*WORK INSTRUCTIONS:* Only a single number is expected: how many lines of the data hold the word "label".

::::::::

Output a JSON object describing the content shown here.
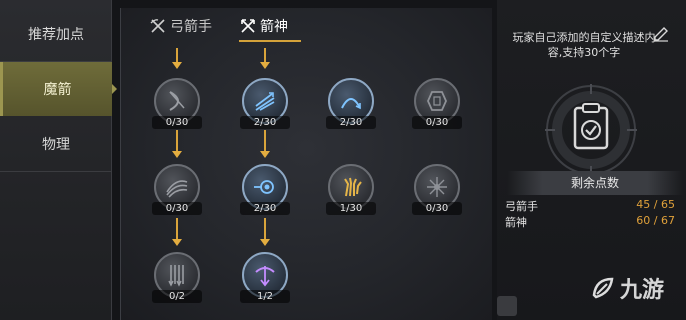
{
  "sidebar": {
    "items": [
      {
        "label": "推荐加点"
      },
      {
        "label": "魔箭"
      },
      {
        "label": "物理"
      }
    ]
  },
  "tabs": [
    {
      "label": "弓箭手",
      "icon": "crossed-bows-icon"
    },
    {
      "label": "箭神",
      "icon": "crossed-arrows-icon"
    }
  ],
  "talents": [
    {
      "count": "0/30",
      "icon": "bow-icon"
    },
    {
      "count": "2/30",
      "icon": "triple-arrow-icon"
    },
    {
      "count": "2/30",
      "icon": "arc-arrow-icon"
    },
    {
      "count": "0/30",
      "icon": "rune-shield-icon"
    },
    {
      "count": "0/30",
      "icon": "wind-slash-icon"
    },
    {
      "count": "2/30",
      "icon": "spiral-arrow-icon"
    },
    {
      "count": "1/30",
      "icon": "golden-claw-icon"
    },
    {
      "count": "0/30",
      "icon": "burst-icon"
    },
    {
      "count": "0/2",
      "icon": "arrow-rain-icon"
    },
    {
      "count": "1/2",
      "icon": "crossbow-icon"
    }
  ],
  "right_panel": {
    "description": "玩家自己添加的自定义描述内容,支持30个字",
    "remaining_title": "剩余点数",
    "rows": [
      {
        "label": "弓箭手",
        "value": "45 / 65"
      },
      {
        "label": "箭神",
        "value": "60 / 67"
      }
    ]
  },
  "watermark": "九游",
  "colors": {
    "accent": "#d9a43b",
    "sidebar_active": "#5f5d33",
    "value": "#e0a13a"
  }
}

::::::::

*WORKED SOLUTION:* 7